By: Sarah MacKinney
Picture this. You get home from a long, tiring, frustrating day at work and your laundry is piled up, your house is a mess and supper needs to be made; in which you get no assistance. Or maybe this is more typical in your house; you spend all day cleaning, preparing a delicious meal for your family and the minute they walk in the door coats are flung on the floor, backpacks thrown on the couch and everyone heads to their room to grab their electronics; totally ignoring your clean house and meal on the table. I'm guessing every woman reading this can relate. So what is the impending result? Anger, words spoken in frustration, yelling, possibly some tears. And that my friends, sets the tone for the entire evening. Do you realize that you have the power to change the atmosphere of your home? The saying, "If momma ain't happy ain't nobody happy" is a very true statement! Instead of taking a break and asking God for wisdom and strength, often times our stress is unfairly taken out on our kids and our spouses. I am guilty!
The words that we speak in anger have the ability to change the mood of our home and have the strong potential to shape our children into who they become. Should they respect the house rules?Absolutely! Should they use the manners that we have worked so hard to instill in them? That's a no brainer, of course! But its our job to be aware of how we respond to these frustrating situations. The Bible tells us that words spoken in anger are foolish.

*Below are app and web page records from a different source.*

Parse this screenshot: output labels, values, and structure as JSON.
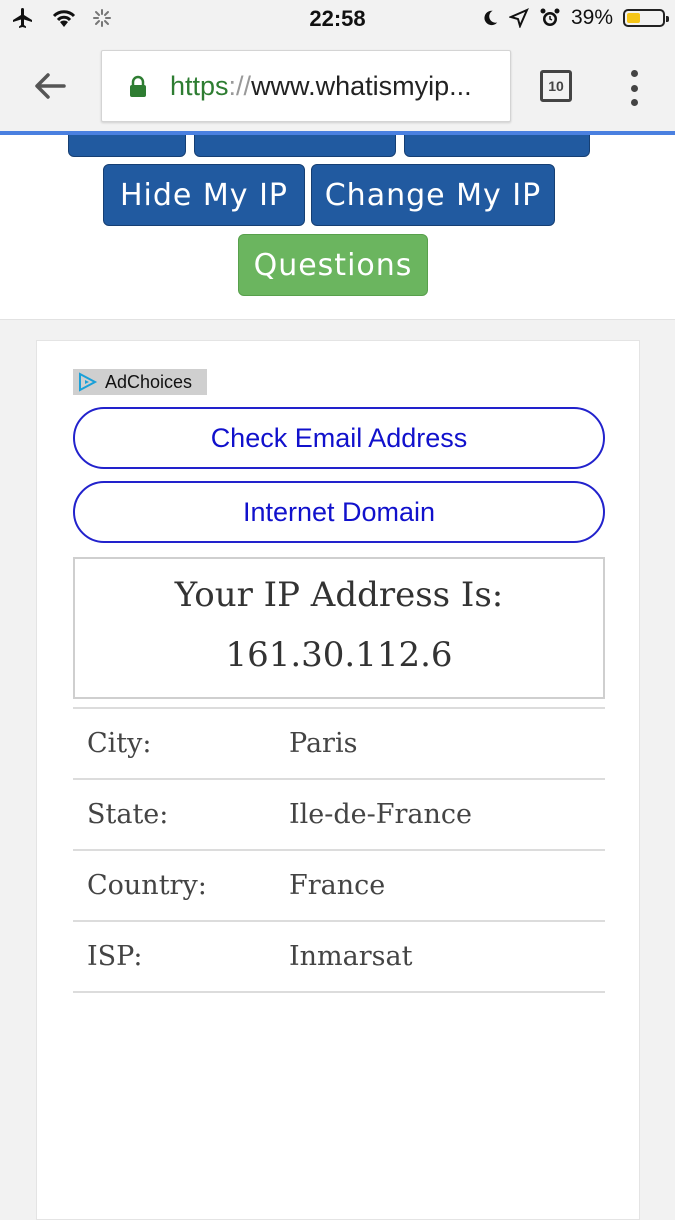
{
  "status_bar": {
    "time": "22:58",
    "battery_percent": "39%",
    "battery_level": 0.39,
    "icons_left": [
      "airplane-icon",
      "wifi-icon",
      "activity-spinner-icon"
    ],
    "icons_right": [
      "moon-icon",
      "location-arrow-icon",
      "alarm-icon",
      "battery-icon"
    ]
  },
  "browser": {
    "url_scheme": "https",
    "url_separator": "://",
    "url_rest": "www.whatismyip...",
    "tab_count": "10",
    "progress": 1.0,
    "progress_color": "#4a80e0"
  },
  "nav": {
    "buttons": [
      {
        "label": "Hide My IP",
        "color": "#215aa0"
      },
      {
        "label": "Change My IP",
        "color": "#215aa0"
      },
      {
        "label": "Questions",
        "color": "#6bb55f"
      }
    ]
  },
  "ad": {
    "adchoices_label": "AdChoices",
    "buttons": [
      "Check Email Address",
      "Internet Domain"
    ]
  },
  "ip_info": {
    "heading": "Your IP Address Is:",
    "address": "161.30.112.6",
    "rows": [
      {
        "label": "City:",
        "value": "Paris"
      },
      {
        "label": "State:",
        "value": "Ile-de-France"
      },
      {
        "label": "Country:",
        "value": "France"
      },
      {
        "label": "ISP:",
        "value": "Inmarsat"
      }
    ]
  }
}
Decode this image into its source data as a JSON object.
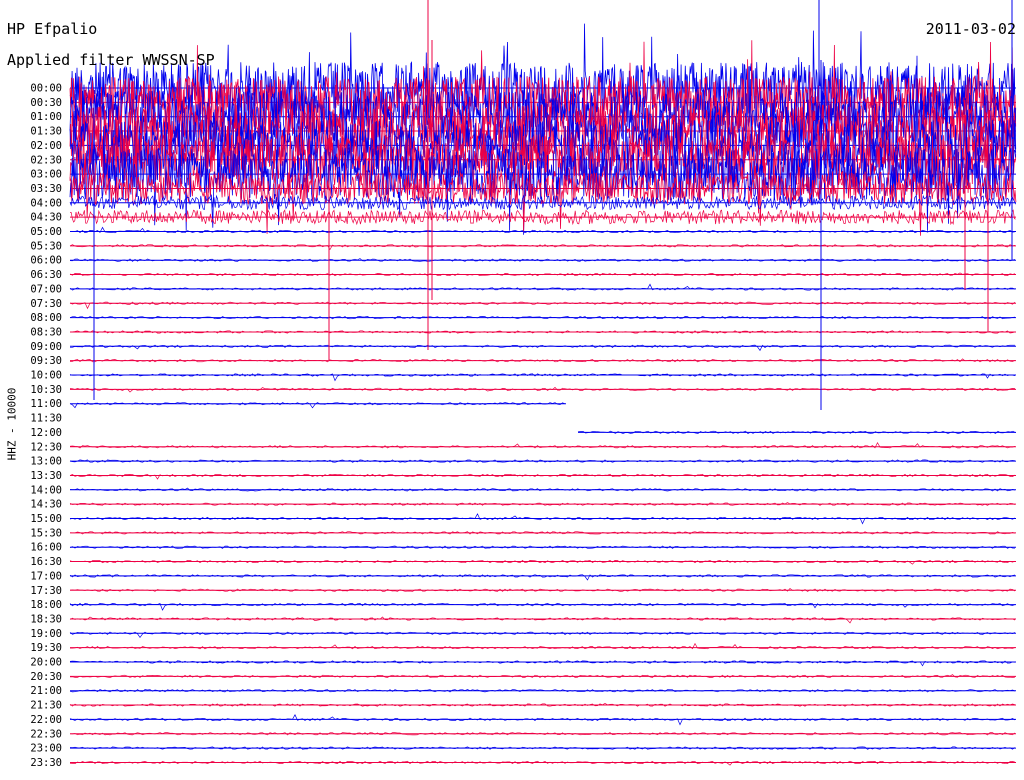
{
  "header": {
    "station": "HP Efpalio",
    "filter": "Applied filter WWSSN-SP",
    "date": "2011-03-02",
    "channel": "HHZ - 10000"
  },
  "colors": {
    "blue": "#0000ee",
    "red": "#ee0044",
    "text": "#000000"
  },
  "chart_data": {
    "type": "line",
    "title": "HP Efpalio",
    "subtitle": "Applied filter WWSSN-SP",
    "ylabel": "HHZ - 10000",
    "xlabel": "",
    "grid": false,
    "legend": "none",
    "trace_minutes": 30,
    "row_colors": [
      "blue",
      "red"
    ],
    "tick_labels": [
      "00:00",
      "00:30",
      "01:00",
      "01:30",
      "02:00",
      "02:30",
      "03:00",
      "03:30",
      "04:00",
      "04:30",
      "05:00",
      "05:30",
      "06:00",
      "06:30",
      "07:00",
      "07:30",
      "08:00",
      "08:30",
      "09:00",
      "09:30",
      "10:00",
      "10:30",
      "11:00",
      "11:30",
      "12:00",
      "12:30",
      "13:00",
      "13:30",
      "14:00",
      "14:30",
      "15:00",
      "15:30",
      "16:00",
      "16:30",
      "17:00",
      "17:30",
      "18:00",
      "18:30",
      "19:00",
      "19:30",
      "20:00",
      "20:30",
      "21:00",
      "21:30",
      "22:00",
      "22:30",
      "23:00",
      "23:30"
    ],
    "row_activity": [
      "very-high",
      "very-high",
      "very-high",
      "very-high",
      "very-high",
      "very-high",
      "very-high",
      "high",
      "moderate",
      "moderate",
      "low",
      "low",
      "low",
      "low",
      "low",
      "low",
      "low",
      "low",
      "low",
      "low",
      "low",
      "low",
      "low",
      "gap",
      "partial",
      "low",
      "low",
      "low",
      "low",
      "low",
      "low",
      "low",
      "low",
      "low",
      "low",
      "low",
      "low",
      "low",
      "low",
      "low",
      "low",
      "low",
      "low",
      "low",
      "low",
      "low",
      "low",
      "low"
    ],
    "events": [
      {
        "time": "05:00",
        "description": "burst"
      },
      {
        "time": "09:00",
        "description": "burst"
      },
      {
        "time": "11:00",
        "description": "burst"
      },
      {
        "time": "15:30",
        "description": "burst"
      },
      {
        "time": "16:30",
        "description": "burst"
      },
      {
        "time": "17:30",
        "description": "bursts"
      }
    ]
  }
}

It also tells us that a soft answer turns away wrath but anger stirs up dissension. Sometimes we forget that we represent Christ to our children. If my kids always see me angry and irritated, speaking unkind words and not using wisdom in my responses; that teaches them it is acceptable to act that way and it paints an inaccurate view of Christ. If I claim to love Jesus but I can't stop yelling and harping on their tender souls, I am not representing Him well.
A few weeks ago before school started I had an issue with my teenager and I was very harsh about it, sending her out the door to face her day in tears. As the day went on I felt worse and worse and even though we don't encourage texting while she is at school; I took the initiative and sent her an apology. I didn't back down on my stance on the issue that started the debate, but I admitted that my response was wrong. I believe that our kids need to see us apologize. I believe when they see parents asking forgiveness, it does something powerful and speaks volumes. Kids are vulnerable, they are fragile and guess what....they WILL mess up. Just like we do on a never ending basis. But the grace of God far extends beyond our daily mistakes. And our children need to know that our love for them far extends their mishaps as well.
Learning to respond instead of react is a very valuable lesson. Maybe that means we need to take a mom time out and read some scripture. Maybe it means preparing yourself before you walk in the door or before everyone comes home; formulating a gentle response to whatever comes your way.And most importantly, it means daily asking God for strength. Daily asking God to help you be the mom and the wife that your family deserves. Asking God to give you wisdom and discernment in your speech and actions and continually refreshing ourselves in the word. One of my favorite sayings in regard to parenthood is; "It is easier to build up a child than it is to repair an adult. Choose your words wisely." If you're human, you have messed up in this area. But you can start fresh. You can begin TODAY! My prayers are with every mom who reads this; mommy-hood can be hard, but it is the best job you'll ever have.